1-4 of 4 results  for:

  • Agriculture x
Clear all

Article

Bartram, William (09 April 1739–22 July 1823), naturalist, artist, and explorer, was born in Philadelphia, Pennsylvania, the son of John Bartram, a naturalist, and Ann Mendenhall. Unlike his father, who was essentially self-taught, William Bartram benefited from a rigorous formal education at the Philadelphia Academy, where he studied history, Latin, French, and the classics. From an early age, however, his overriding interest was in nature. He spent much of his time as a young man traveling with his father to collect and draw plants and other specimens for John Bartram’s overseas patrons and scientific correspondents....

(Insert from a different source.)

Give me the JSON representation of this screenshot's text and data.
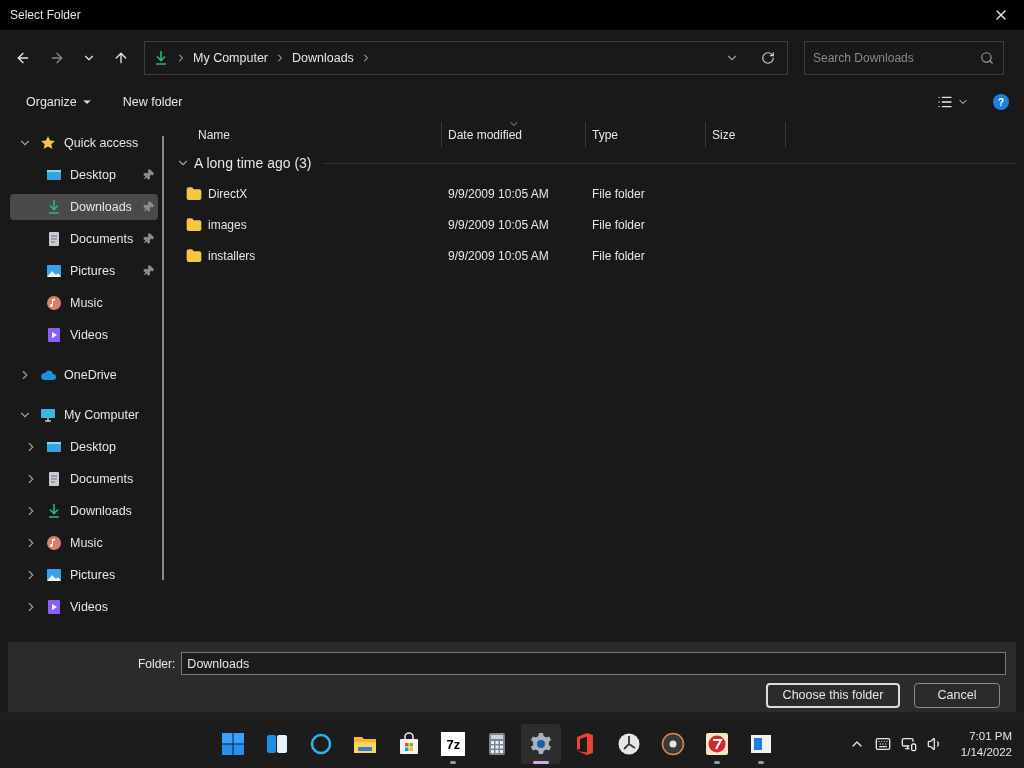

Article

Borlaug, Norman Ernest (25 March 1914–12 September 2009), biologist, agronomist, and humanitarian, was born in Saude, Iowa, to grandchildren of Norwegian immigrants. He grew up on his family’s working farm, where he learned to fish, hunt, raise corn and oats, and tend livestock. His grandfather encouraged him to pursue education, so Norman left the family farm in 1933 to enroll in the University of Minnesota. His college years coincided with the depths of the Great Depression. To earn money, Borlaug left school in 1935 and found employment with the Civilian Conservation Corps (CCC). In the CCC he saw the effect of starvation first hand, and this experience affected him deeply. Long before “food security” became a common phrase, Borlaug knew its significance. In 1937 he graduated with a B.S. in forestry from the College of Agriculture and secured a job with the United States Forest Service. In 1938 he married former classmate Margaret Gibson. The couple had three children....

Article

Mangelsdorf, Paul Christoph (20 July 1899–22 July 1989), botanist, geneticist, and agronomist, was born in Atchison, Kansas, the son of August Mangelsdorf, a commercial seed merchant, and Marie Brune. Mangelsdorf later recalled that he had developed an intense curiosity about corn ( Zea mays...

Article

Miles, Manly (20 July 1826–15 February 1898), physician, biologist, and professor of agriculture, was born in Homer, New York, the son of Manly Miles and Mary Cushman, farmers. When he was eleven, his family moved to a farm in eastern Michigan, near Flint. Trained in farm labor and deeply interested in science, especially chemistry and biology, in which he was ambitiously self-educated, he earned an M.D. from Chicago’s Rush Medical College in 1850. He married Mary E. Dodge in 1851. After practicing medicine in Flint for nine years, he became zoologist for Michigan’s new state geological survey. As its physician and zoologist he gathered collections of mollusca, birds, reptiles, and other animals, some of which he shared with scholars, including ...